*** Records for the task Section Begins ***
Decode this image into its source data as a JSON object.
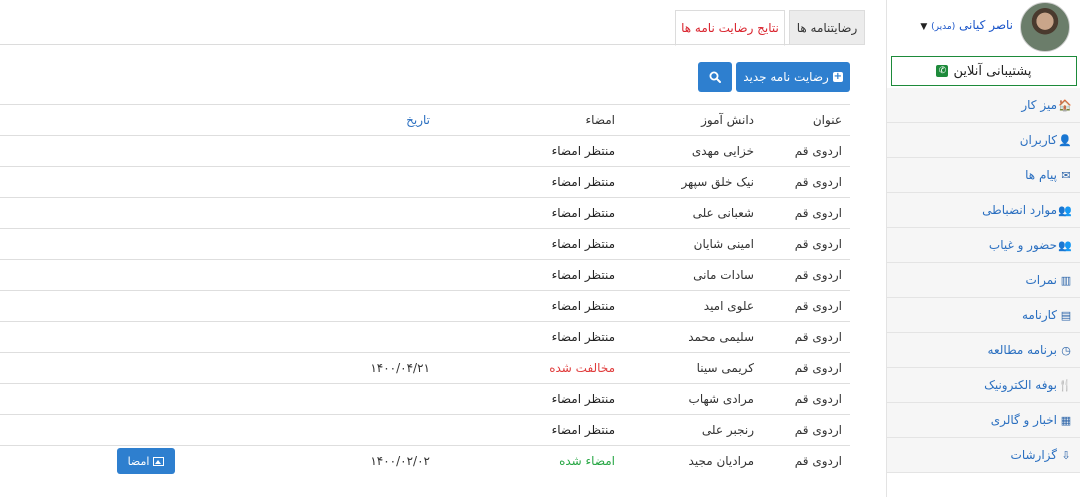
{
  "user": {
    "name": "ناصر کیانی",
    "role": "(مدیر)",
    "caret": "▼"
  },
  "support": {
    "label": "پشتیبانی آنلاین"
  },
  "menu": [
    {
      "label": "میز کار",
      "icon": "home-icon",
      "glyph": "🏠"
    },
    {
      "label": "کاربران",
      "icon": "user-icon",
      "glyph": "👤"
    },
    {
      "label": "پیام ها",
      "icon": "envelope-icon",
      "glyph": "✉"
    },
    {
      "label": "موارد انضباطی",
      "icon": "users-icon",
      "glyph": "👥"
    },
    {
      "label": "حضور و غیاب",
      "icon": "users-icon",
      "glyph": "👥"
    },
    {
      "label": "نمرات",
      "icon": "bar-chart-icon",
      "glyph": "▥"
    },
    {
      "label": "کارنامه",
      "icon": "card-icon",
      "glyph": "▤"
    },
    {
      "label": "برنامه مطالعه",
      "icon": "clock-icon",
      "glyph": "◷"
    },
    {
      "label": "بوفه الکترونیک",
      "icon": "cutlery-icon",
      "glyph": "🍴"
    },
    {
      "label": "اخبار و گالری",
      "icon": "film-icon",
      "glyph": "▦"
    },
    {
      "label": "گزارشات",
      "icon": "sort-icon",
      "glyph": "⇩"
    }
  ],
  "tabs": [
    {
      "label": "رضایتنامه ها"
    },
    {
      "label": "نتایج رضایت نامه ها"
    }
  ],
  "toolbar": {
    "new_label": "رضایت نامه جدید"
  },
  "table": {
    "headers": {
      "title": "عنوان",
      "student": "دانش آموز",
      "sign": "امضاء",
      "date": "تاریخ"
    },
    "sign_button_label": "امضا",
    "rows": [
      {
        "title": "اردوی قم",
        "student": "خزایی مهدی",
        "status": "منتظر امضاء",
        "state": "pending",
        "date": ""
      },
      {
        "title": "اردوی قم",
        "student": "نیک خلق سپهر",
        "status": "منتظر امضاء",
        "state": "pending",
        "date": ""
      },
      {
        "title": "اردوی قم",
        "student": "شعبانی علی",
        "status": "منتظر امضاء",
        "state": "pending",
        "date": ""
      },
      {
        "title": "اردوی قم",
        "student": "امینی شایان",
        "status": "منتظر امضاء",
        "state": "pending",
        "date": ""
      },
      {
        "title": "اردوی قم",
        "student": "سادات مانی",
        "status": "منتظر امضاء",
        "state": "pending",
        "date": ""
      },
      {
        "title": "اردوی قم",
        "student": "علوی امید",
        "status": "منتظر امضاء",
        "state": "pending",
        "date": ""
      },
      {
        "title": "اردوی قم",
        "student": "سلیمی محمد",
        "status": "منتظر امضاء",
        "state": "pending",
        "date": ""
      },
      {
        "title": "اردوی قم",
        "student": "کریمی سینا",
        "status": "مخالفت شده",
        "state": "rejected",
        "date": "۱۴۰۰/۰۴/۲۱"
      },
      {
        "title": "اردوی قم",
        "student": "مرادی شهاب",
        "status": "منتظر امضاء",
        "state": "pending",
        "date": ""
      },
      {
        "title": "اردوی قم",
        "student": "رنجبر علی",
        "status": "منتظر امضاء",
        "state": "pending",
        "date": ""
      },
      {
        "title": "اردوی قم",
        "student": "مرادیان مجید",
        "status": "امضاء شده",
        "state": "signed",
        "date": "۱۴۰۰/۰۲/۰۲",
        "has_button": true
      }
    ]
  },
  "colors": {
    "accent": "#2e7fcf",
    "link": "#2a6fc0",
    "danger": "#e03c3c",
    "success": "#28a745",
    "support_border": "#1d8a3a"
  }
}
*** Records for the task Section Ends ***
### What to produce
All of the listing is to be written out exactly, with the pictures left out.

### Response
Decode this image into its source data as a JSON object.
{
  "user": {
    "name": "ناصر کیانی",
    "role": "(مدیر)",
    "caret": "▼"
  },
  "support": {
    "label": "پشتیبانی آنلاین"
  },
  "menu": [
    {
      "label": "میز کار",
      "icon": "home-icon",
      "glyph": "🏠"
    },
    {
      "label": "کاربران",
      "icon": "user-icon",
      "glyph": "👤"
    },
    {
      "label": "پیام ها",
      "icon": "envelope-icon",
      "glyph": "✉"
    },
    {
      "label": "موارد انضباطی",
      "icon": "users-icon",
      "glyph": "👥"
    },
    {
      "label": "حضور و غیاب",
      "icon": "users-icon",
      "glyph": "👥"
    },
    {
      "label": "نمرات",
      "icon": "bar-chart-icon",
      "glyph": "▥"
    },
    {
      "label": "کارنامه",
      "icon": "card-icon",
      "glyph": "▤"
    },
    {
      "label": "برنامه مطالعه",
      "icon": "clock-icon",
      "glyph": "◷"
    },
    {
      "label": "بوفه الکترونیک",
      "icon": "cutlery-icon",
      "glyph": "🍴"
    },
    {
      "label": "اخبار و گالری",
      "icon": "film-icon",
      "glyph": "▦"
    },
    {
      "label": "گزارشات",
      "icon": "sort-icon",
      "glyph": "⇩"
    }
  ],
  "tabs": [
    {
      "label": "رضایتنامه ها"
    },
    {
      "label": "نتایج رضایت نامه ها"
    }
  ],
  "toolbar": {
    "new_label": "رضایت نامه جدید"
  },
  "table": {
    "headers": {
      "title": "عنوان",
      "student": "دانش آموز",
      "sign": "امضاء",
      "date": "تاریخ"
    },
    "sign_button_label": "امضا",
    "rows": [
      {
        "title": "اردوی قم",
        "student": "خزایی مهدی",
        "status": "منتظر امضاء",
        "state": "pending",
        "date": ""
      },
      {
        "title": "اردوی قم",
        "student": "نیک خلق سپهر",
        "status": "منتظر امضاء",
        "state": "pending",
        "date": ""
      },
      {
        "title": "اردوی قم",
        "student": "شعبانی علی",
        "status": "منتظر امضاء",
        "state": "pending",
        "date": ""
      },
      {
        "title": "اردوی قم",
        "student": "امینی شایان",
        "status": "منتظر امضاء",
        "state": "pending",
        "date": ""
      },
      {
        "title": "اردوی قم",
        "student": "سادات مانی",
        "status": "منتظر امضاء",
        "state": "pending",
        "date": ""
      },
      {
        "title": "اردوی قم",
        "student": "علوی امید",
        "status": "منتظر امضاء",
        "state": "pending",
        "date": ""
      },
      {
        "title": "اردوی قم",
        "student": "سلیمی محمد",
        "status": "منتظر امضاء",
        "state": "pending",
        "date": ""
      },
      {
        "title": "اردوی قم",
        "student": "کریمی سینا",
        "status": "مخالفت شده",
        "state": "rejected",
        "date": "۱۴۰۰/۰۴/۲۱"
      },
      {
        "title": "اردوی قم",
        "student": "مرادی شهاب",
        "status": "منتظر امضاء",
        "state": "pending",
        "date": ""
      },
      {
        "title": "اردوی قم",
        "student": "رنجبر علی",
        "status": "منتظر امضاء",
        "state": "pending",
        "date": ""
      },
      {
        "title": "اردوی قم",
        "student": "مرادیان مجید",
        "status": "امضاء شده",
        "state": "signed",
        "date": "۱۴۰۰/۰۲/۰۲",
        "has_button": true
      }
    ]
  },
  "colors": {
    "accent": "#2e7fcf",
    "link": "#2a6fc0",
    "danger": "#e03c3c",
    "success": "#28a745",
    "support_border": "#1d8a3a"
  }
}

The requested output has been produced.